### THE PROBLEM
Could you reproduce all of these records exactly?

App and web page records
★ ★ ★ ★ ★ ★ ★

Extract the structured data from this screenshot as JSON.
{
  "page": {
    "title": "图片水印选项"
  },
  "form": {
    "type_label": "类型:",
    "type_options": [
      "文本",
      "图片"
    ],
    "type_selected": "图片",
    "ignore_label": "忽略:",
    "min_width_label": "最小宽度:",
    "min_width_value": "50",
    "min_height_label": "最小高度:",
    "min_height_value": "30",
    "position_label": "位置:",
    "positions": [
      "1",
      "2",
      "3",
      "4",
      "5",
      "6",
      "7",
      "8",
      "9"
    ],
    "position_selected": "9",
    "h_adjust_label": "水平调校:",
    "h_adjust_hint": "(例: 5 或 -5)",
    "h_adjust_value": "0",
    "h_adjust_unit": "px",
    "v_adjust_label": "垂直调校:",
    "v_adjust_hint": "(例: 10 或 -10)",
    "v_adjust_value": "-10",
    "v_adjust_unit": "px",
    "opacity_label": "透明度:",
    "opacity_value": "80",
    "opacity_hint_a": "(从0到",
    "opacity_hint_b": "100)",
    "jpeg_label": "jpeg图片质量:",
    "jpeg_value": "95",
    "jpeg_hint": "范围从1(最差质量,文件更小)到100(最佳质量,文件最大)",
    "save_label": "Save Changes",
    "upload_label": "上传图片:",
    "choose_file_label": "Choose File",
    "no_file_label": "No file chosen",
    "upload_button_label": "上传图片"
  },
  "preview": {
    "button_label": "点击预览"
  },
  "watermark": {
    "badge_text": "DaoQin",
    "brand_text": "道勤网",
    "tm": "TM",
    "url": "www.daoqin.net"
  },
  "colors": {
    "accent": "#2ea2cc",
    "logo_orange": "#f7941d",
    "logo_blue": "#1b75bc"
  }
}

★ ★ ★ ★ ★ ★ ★

### OUTPUT FOR THIS TASK
Extract the structured data from this screenshot as JSON.
{
  "page": {
    "title": "图片水印选项"
  },
  "form": {
    "type_label": "类型:",
    "type_options": [
      "文本",
      "图片"
    ],
    "type_selected": "图片",
    "ignore_label": "忽略:",
    "min_width_label": "最小宽度:",
    "min_width_value": "50",
    "min_height_label": "最小高度:",
    "min_height_value": "30",
    "position_label": "位置:",
    "positions": [
      "1",
      "2",
      "3",
      "4",
      "5",
      "6",
      "7",
      "8",
      "9"
    ],
    "position_selected": "9",
    "h_adjust_label": "水平调校:",
    "h_adjust_hint": "(例: 5 或 -5)",
    "h_adjust_value": "0",
    "h_adjust_unit": "px",
    "v_adjust_label": "垂直调校:",
    "v_adjust_hint": "(例: 10 或 -10)",
    "v_adjust_value": "-10",
    "v_adjust_unit": "px",
    "opacity_label": "透明度:",
    "opacity_value": "80",
    "opacity_hint_a": "(从0到",
    "opacity_hint_b": "100)",
    "jpeg_label": "jpeg图片质量:",
    "jpeg_value": "95",
    "jpeg_hint": "范围从1(最差质量,文件更小)到100(最佳质量,文件最大)",
    "save_label": "Save Changes",
    "upload_label": "上传图片:",
    "choose_file_label": "Choose File",
    "no_file_label": "No file chosen",
    "upload_button_label": "上传图片"
  },
  "preview": {
    "button_label": "点击预览"
  },
  "watermark": {
    "badge_text": "DaoQin",
    "brand_text": "道勤网",
    "tm": "TM",
    "url": "www.daoqin.net"
  },
  "colors": {
    "accent": "#2ea2cc",
    "logo_orange": "#f7941d",
    "logo_blue": "#1b75bc"
  }
}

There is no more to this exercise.